Here again, we fail to see a parallel between Landrigan and Smith's case. There was a structural difference between the ineffective assistance cases on which Landrigan relied and his case, in which he had prevented counsel from presenting mitigation evidence in court. The existing Supreme Court standards of ineffective assistance required tailoring or modification to apply to this new situation. No such adaptation of the Jackson standard is required in order to apply it to Smith's case, one of many that simply involves a failure of proof. For the same reasons that we find Smith's case to be unaffected by Musladin, we conclude that it also is unaffected by Landrigan.
Musladin also pointed out that, to be “determined by the Supreme Court” within the meaning of section 2254(d), the federal law in issue must be established by the holding, as opposed to dicta, of the Supreme Court's decision. Musladin, 127 S.Ct. at 653. “The Court's ‘holding,’ ” however, necessarily refers not only to the result reached, but also the rationale necessary to the reaching of that result. “When an opinion issues for the Court, it is not only the result but also those portions of the opinion necessary to that result by which we are bound.” Seminole Tribe of Florida v. Florida, 517 U.S. 44, 67, 116 S.Ct. 1114, 134 L.Ed.2d 252 (1996).
Although in Jackson the Supreme Court ultimately denied relief because the evidence had been sufficient, it reached that result only after settling on the constitutional standard to govern the decision of that question.

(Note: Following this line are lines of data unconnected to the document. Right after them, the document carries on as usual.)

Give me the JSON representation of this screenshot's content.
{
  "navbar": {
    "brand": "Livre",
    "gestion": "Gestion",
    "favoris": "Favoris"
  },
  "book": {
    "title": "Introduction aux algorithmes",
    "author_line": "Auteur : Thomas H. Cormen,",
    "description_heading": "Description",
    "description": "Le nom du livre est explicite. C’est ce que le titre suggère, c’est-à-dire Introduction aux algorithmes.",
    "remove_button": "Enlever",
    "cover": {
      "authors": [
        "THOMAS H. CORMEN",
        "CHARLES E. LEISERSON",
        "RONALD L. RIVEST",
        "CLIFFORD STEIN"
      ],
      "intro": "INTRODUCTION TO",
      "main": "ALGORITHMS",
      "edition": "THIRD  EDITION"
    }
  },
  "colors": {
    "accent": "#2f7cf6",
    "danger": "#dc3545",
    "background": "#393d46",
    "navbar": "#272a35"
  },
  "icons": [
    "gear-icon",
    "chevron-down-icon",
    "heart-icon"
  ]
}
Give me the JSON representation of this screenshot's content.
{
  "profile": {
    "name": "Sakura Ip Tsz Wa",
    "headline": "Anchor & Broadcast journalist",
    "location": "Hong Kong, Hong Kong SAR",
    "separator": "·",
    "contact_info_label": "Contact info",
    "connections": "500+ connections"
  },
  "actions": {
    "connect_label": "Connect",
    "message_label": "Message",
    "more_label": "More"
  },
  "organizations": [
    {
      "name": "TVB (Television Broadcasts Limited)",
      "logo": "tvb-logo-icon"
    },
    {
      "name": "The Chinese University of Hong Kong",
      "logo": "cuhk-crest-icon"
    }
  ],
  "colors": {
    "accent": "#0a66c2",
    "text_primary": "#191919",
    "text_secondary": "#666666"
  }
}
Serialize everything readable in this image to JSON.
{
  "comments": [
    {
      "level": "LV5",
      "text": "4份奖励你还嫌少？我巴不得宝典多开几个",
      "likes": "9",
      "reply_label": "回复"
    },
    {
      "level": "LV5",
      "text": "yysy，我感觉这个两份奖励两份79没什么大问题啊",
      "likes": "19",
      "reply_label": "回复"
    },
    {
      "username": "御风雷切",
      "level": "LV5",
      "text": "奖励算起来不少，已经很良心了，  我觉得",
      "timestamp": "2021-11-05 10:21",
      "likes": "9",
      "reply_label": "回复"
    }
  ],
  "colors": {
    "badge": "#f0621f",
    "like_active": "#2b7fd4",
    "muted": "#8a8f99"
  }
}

That standard was that the evidence was sufficient if “any trier of fact could have found the essential elements of the crime beyond a reasonable doubt.” Jackson, 443 U.S. at 319, 99 S.Ct. 2781. That standard, adopted after much discussion, see id. at 313-319, 99 S.Ct. 2781, was the sole means by which the result was reached. It was not dictum, and to our knowledge has never been treated as dictum. Indeed, the State does not claim it to be dictum in its briefing. Similarly, in Musladin, the Supreme Court did not treat the rules of Williams and Flynn as dicta, even though in both those cases habeas relief had been denied. We have no difficulty, therefore, in concluding that the constitutional standard announced in Jackson qualifies as holding, and not dictum, for purposes of section 2254(d)(1).
We conclude, therefore, that our earlier opinion and decision, which held the state court's affirmance of Smith's conviction to be an unreasonable application of Jackson, is unaffected by Musladin. We therefore reinstate our earlier judgment and opinion, as reported at 437 F.3d 884.
OPINION AND JUDGMENT REINSTATED.
1. Section 2254 was amended to its present form by the Antiterrorism and Effective Death Penalty Act (“AEDPA”), Pub.L. No. 104-132 (1996).
2. The requirement is different under one scenario of the “contrary to” prong of section 2254(d)(1). A state-court decision is “contrary to” a Supreme Court decision when the state court “confronts a set of facts that are materially indistinguishable from a decision of[the Supreme Court] and nevertheless arrives at a result different from[the Supreme Court's] precedent.” Williams v. Taylor, 529 U.S. 362, 406, 120 S.Ct. 1495, 146 L.Ed.2d 389 (2000). The facts need not be materially indistinguishable, however, for a grant of habeas relief under the “unreasonable application” prong of section 2254(d)(1). See id. at 407-08, 120 S.Ct. 1495.